The easiest way to describe this is like a lost Destiny’s Child EP made by hipsters. And by that I mean it’s quite possibly the dance record of the summer. It’s also incredibly addictive in the best possible way.
If there’s any justice, Richard Youngs will be remembered as one of the great musical auteurs of the last two decades. There is literally no genre the man cannot succeed at – from the exquisite minimalist folk of Sapphie to the maximalist folk of Air Of The Ears, the drone chanting of Under Stellar Stream to the psych-electro of Like A Neuron, not the mention a stint playing bass for Jandek, it’s hard to think of someone more diverse and successful.
No-one counted on the “pop album”. Apparently on something of a dare, Youngs made this record in a limited run of 100 copies, which is why it’s so important that the blogosphere helps to spread it. This is too amazing not to hear. Echoic drum machines, sequencers, perfect harmonies and the odd gratuitous guitar part spiral around these songs. This will simultaneously appeal to the current taste for ‘chillwave’ and the like whilst also rendering the entire idea irrelevant.
SAMPLE REMOVED – Jagjaguwar are releasing this properly now. They are an amazing label (dude, those Spokane records are the best thing ever) and you should support both them and Richard.
They say lo-fi is the new hi-fi. If that’s true, let’s call these guys post-lo-fi. PENS are three grrrls from the UK who sound like the pissed off punk sisters of the Vivian Girls.
Radical Face is a largely overlooked Electric President side project of Ben Cooper that I would consider the superior of the two bands. Many of the songs build slowly into incredible pieces for a one man bedroom project. For fans of largely orchestral pop with occasional electronic influences.
If I were quickly scanning a post about a band I had not heard of and making the decision whether or not to check it out I know that several of the following would help to sway me: Arcade Fire, Ravens & Chimes, sweeping orchestral pop, Boy/Girl vocals and a bedroom production vibe that adds to the whole deal.
Contemporary Song Cycles Pt. 3
Did you, as a matter of reference, know that Henry Ford tried to establish an Americanised city in the middle of the jungle in Brazil, in the 1920s? He decided it would be a really good way to get cheap rubber. He forced indigenous workers to live in white picket fence style surrounds and eat hamburgers. They rioted in 1930 and the ruins are still there. Henry Ford never once visited the place, and they also never succeeded in exporting a single iota of rubber back to the USA.

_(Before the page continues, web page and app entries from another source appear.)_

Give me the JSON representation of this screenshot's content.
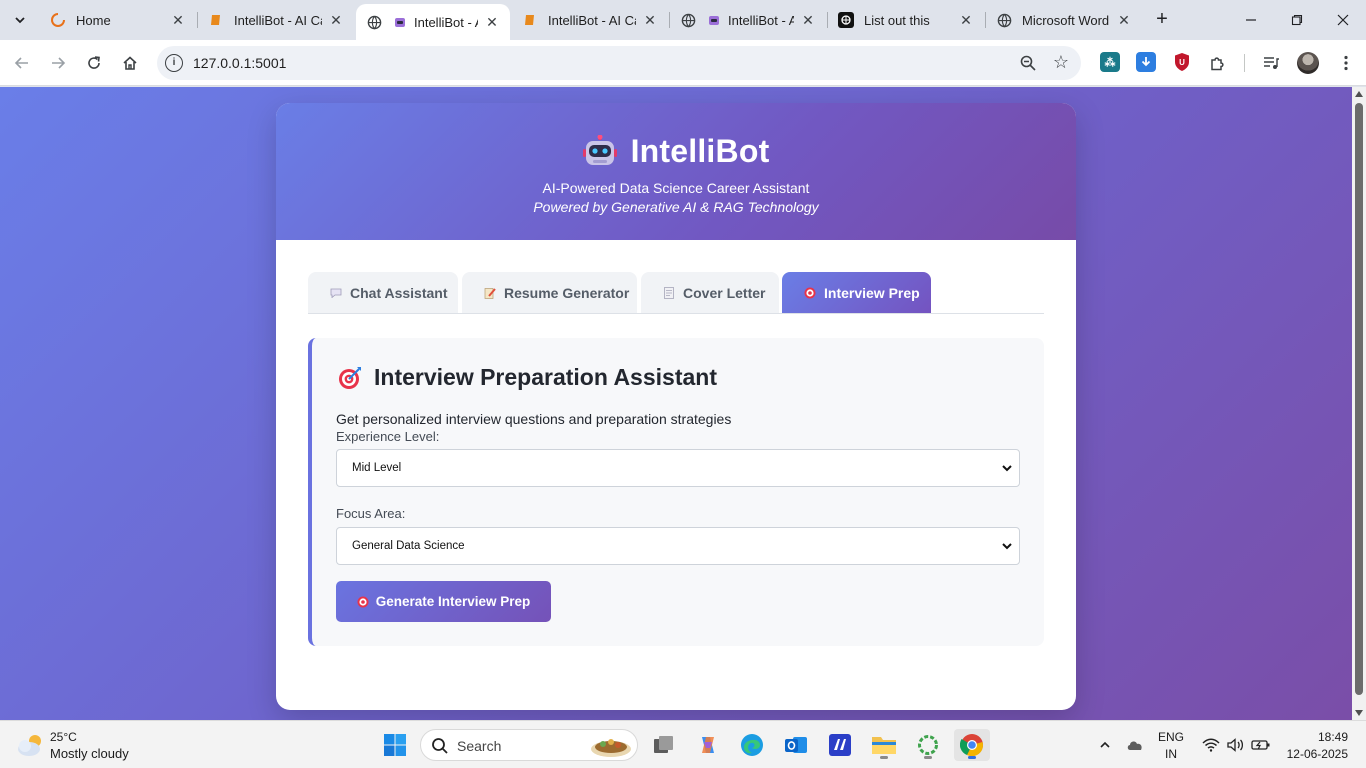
{
  "browser": {
    "tabs": [
      {
        "title": "Home",
        "icon": "loading-spinner-icon"
      },
      {
        "title": "IntelliBot - AI Ca",
        "icon": "book-icon"
      },
      {
        "title": "IntelliBot - A",
        "icon": "globe-icon",
        "active": true
      },
      {
        "title": "IntelliBot - AI Ca",
        "icon": "book-icon"
      },
      {
        "title": "IntelliBot - A",
        "icon": "globe-icon"
      },
      {
        "title": "List out this",
        "icon": "openai-icon"
      },
      {
        "title": "Microsoft Word",
        "icon": "globe-icon"
      }
    ],
    "url": "127.0.0.1:5001"
  },
  "app": {
    "title": "IntelliBot",
    "subtitle": "AI-Powered Data Science Career Assistant",
    "tagline": "Powered by Generative AI & RAG Technology",
    "tabs": [
      {
        "label": "Chat Assistant",
        "icon": "speech-bubble-icon"
      },
      {
        "label": "Resume Generator",
        "icon": "memo-icon"
      },
      {
        "label": "Cover Letter",
        "icon": "page-icon"
      },
      {
        "label": "Interview Prep",
        "icon": "target-icon",
        "active": true
      }
    ]
  },
  "interview": {
    "heading": "Interview Preparation Assistant",
    "description": "Get personalized interview questions and preparation strategies",
    "experience_label": "Experience Level:",
    "experience_value": "Mid Level",
    "focus_label": "Focus Area:",
    "focus_value": "General Data Science",
    "button_label": "Generate Interview Prep"
  },
  "taskbar": {
    "weather_temp": "25°C",
    "weather_cond": "Mostly cloudy",
    "search_label": "Search",
    "lang_top": "ENG",
    "lang_bottom": "IN",
    "time": "18:49",
    "date": "12-06-2025"
  },
  "colors": {
    "accent_start": "#6a7ee6",
    "accent_end": "#7453c0",
    "panel_border": "#6a72e0"
  }
}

Majestic strings alongside blipping electronics, deep looming bass and old creaky pianos. And a killer backstory to boot. Jóhannsson is surely one of the better composers currently making recordings – not to mention that he’s labelmates with the Pixies and the Shins whilst doing so. If you have an appreciation for the delicate and the grandiose all at once, this is a wonderfully moving record, and a wonderful gateway into his other works too.
Please click here to sample this album. (link now fixed)
Definitely contender for a spot in Best Albums of ’09, A Sunny Day In Glasgow’s sophomore release is a gorgeous, lilting, ghostly echo of great shoegaze bands of years past.